§ What to work on
Give every line of the material back exactly, images removed.

—————

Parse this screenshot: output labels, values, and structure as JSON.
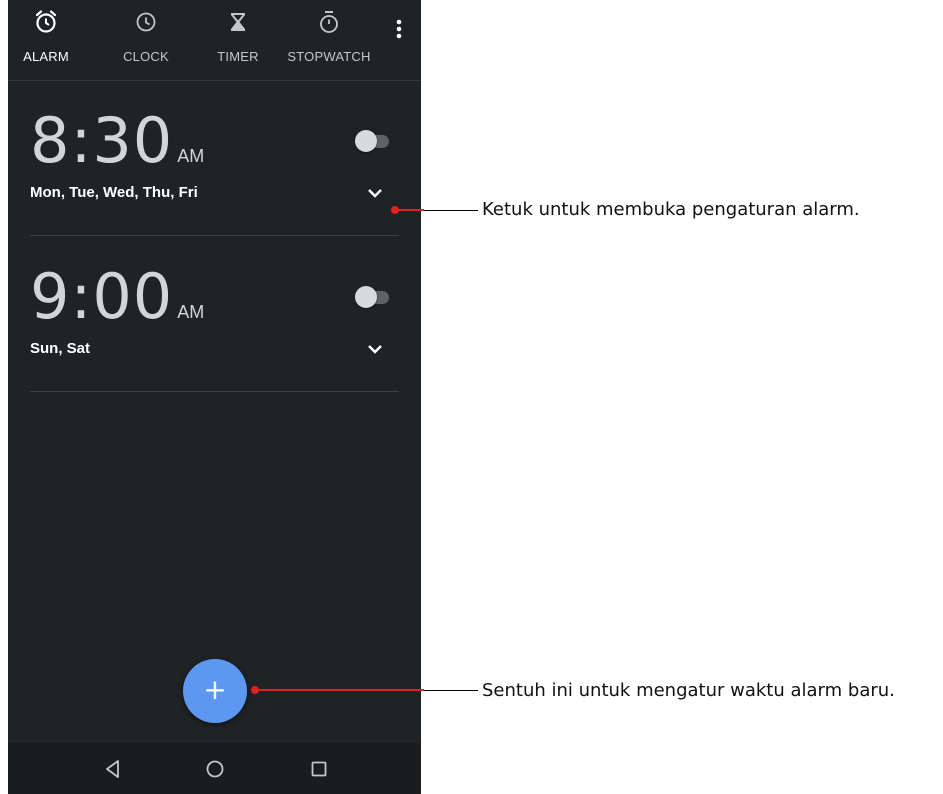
{
  "tabs": [
    {
      "label": "ALARM",
      "icon": "alarm-clock-icon",
      "active": true
    },
    {
      "label": "CLOCK",
      "icon": "clock-icon",
      "active": false
    },
    {
      "label": "TIMER",
      "icon": "hourglass-icon",
      "active": false
    },
    {
      "label": "STOPWATCH",
      "icon": "stopwatch-icon",
      "active": false
    }
  ],
  "menu_icon": "more-vert-icon",
  "alarms": [
    {
      "time": "8:30",
      "ampm": "AM",
      "days": "Mon, Tue, Wed, Thu, Fri",
      "enabled": false
    },
    {
      "time": "9:00",
      "ampm": "AM",
      "days": "Sun, Sat",
      "enabled": false
    }
  ],
  "fab": {
    "label": "+",
    "icon": "plus-icon"
  },
  "navbar": {
    "icons": [
      "back-icon",
      "home-icon",
      "recents-icon"
    ]
  },
  "annotations": [
    {
      "text": "Ketuk untuk membuka pengaturan alarm."
    },
    {
      "text": "Sentuh ini untuk mengatur waktu alarm baru."
    }
  ],
  "colors": {
    "background": "#202326",
    "accent": "#5d97f1",
    "callout_red": "#e0211f",
    "text_primary": "#ffffff",
    "text_secondary": "#c4c6c8"
  }
}
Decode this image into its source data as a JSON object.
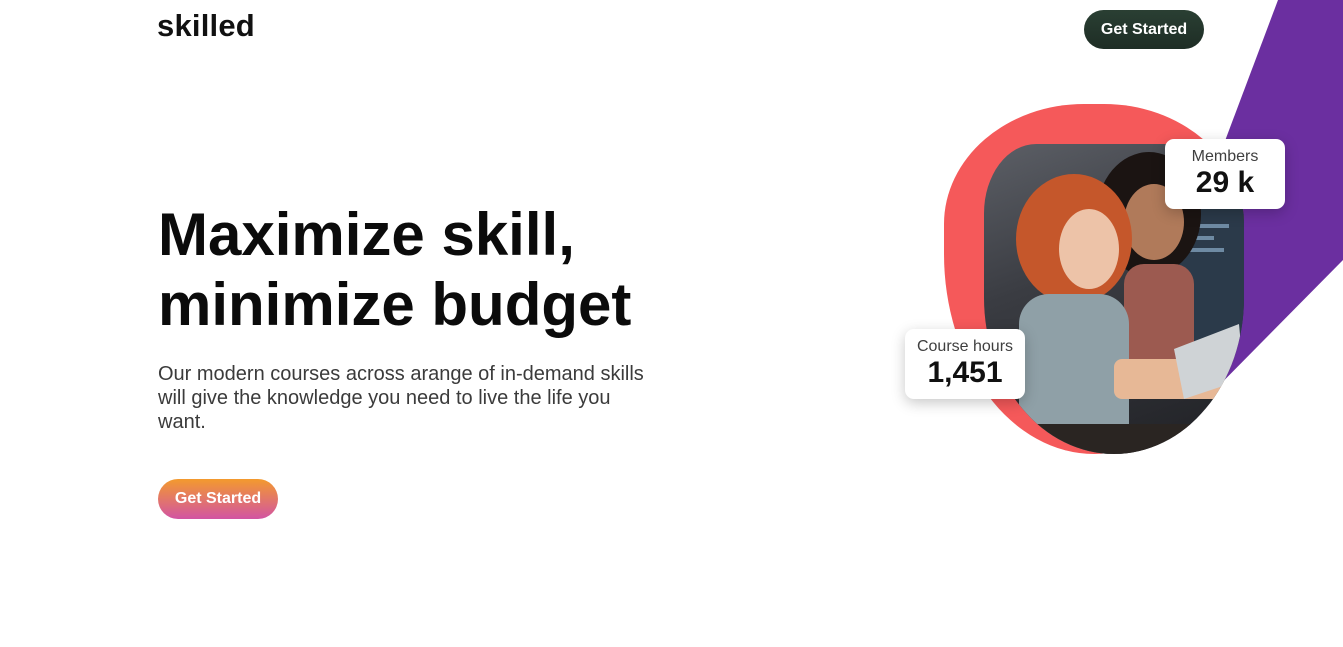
{
  "brand": {
    "logo_text": "skilled"
  },
  "nav": {
    "cta_label": "Get Started"
  },
  "hero": {
    "headline_line1": "Maximize skill,",
    "headline_line2": "minimize budget",
    "description": "Our modern courses across arange of in-demand skills will give the knowledge you need to live the life you want.",
    "cta_label": "Get Started"
  },
  "stats": {
    "members": {
      "label": "Members",
      "value": "29 k"
    },
    "course_hours": {
      "label": "Course hours",
      "value": "1,451"
    }
  },
  "colors": {
    "accent_purple": "#6b2fa0",
    "blob_coral": "#f5595a",
    "nav_button": "#263a2f",
    "cta_gradient_start": "#f39a2e",
    "cta_gradient_end": "#d254a3"
  },
  "icons": {
    "hero_image": "people-working-at-computer-photo"
  }
}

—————

§ Response to the task
Parse this screenshot: output labels, values, and structure as JSON.
{
  "tabs": [
    {
      "label": "ALARM",
      "icon": "alarm-clock-icon",
      "active": true
    },
    {
      "label": "CLOCK",
      "icon": "clock-icon",
      "active": false
    },
    {
      "label": "TIMER",
      "icon": "hourglass-icon",
      "active": false
    },
    {
      "label": "STOPWATCH",
      "icon": "stopwatch-icon",
      "active": false
    }
  ],
  "menu_icon": "more-vert-icon",
  "alarms": [
    {
      "time": "8:30",
      "ampm": "AM",
      "days": "Mon, Tue, Wed, Thu, Fri",
      "enabled": false
    },
    {
      "time": "9:00",
      "ampm": "AM",
      "days": "Sun, Sat",
      "enabled": false
    }
  ],
  "fab": {
    "label": "+",
    "icon": "plus-icon"
  },
  "navbar": {
    "icons": [
      "back-icon",
      "home-icon",
      "recents-icon"
    ]
  },
  "annotations": [
    {
      "text": "Ketuk untuk membuka pengaturan alarm."
    },
    {
      "text": "Sentuh ini untuk mengatur waktu alarm baru."
    }
  ],
  "colors": {
    "background": "#202326",
    "accent": "#5d97f1",
    "callout_red": "#e0211f",
    "text_primary": "#ffffff",
    "text_secondary": "#c4c6c8"
  }
}
Decode this image into its source data as a JSON object.
{
  "brand": {
    "logo_text": "skilled"
  },
  "nav": {
    "cta_label": "Get Started"
  },
  "hero": {
    "headline_line1": "Maximize skill,",
    "headline_line2": "minimize budget",
    "description": "Our modern courses across arange of in-demand skills will give the knowledge you need to live the life you want.",
    "cta_label": "Get Started"
  },
  "stats": {
    "members": {
      "label": "Members",
      "value": "29 k"
    },
    "course_hours": {
      "label": "Course hours",
      "value": "1,451"
    }
  },
  "colors": {
    "accent_purple": "#6b2fa0",
    "blob_coral": "#f5595a",
    "nav_button": "#263a2f",
    "cta_gradient_start": "#f39a2e",
    "cta_gradient_end": "#d254a3"
  },
  "icons": {
    "hero_image": "people-working-at-computer-photo"
  }
}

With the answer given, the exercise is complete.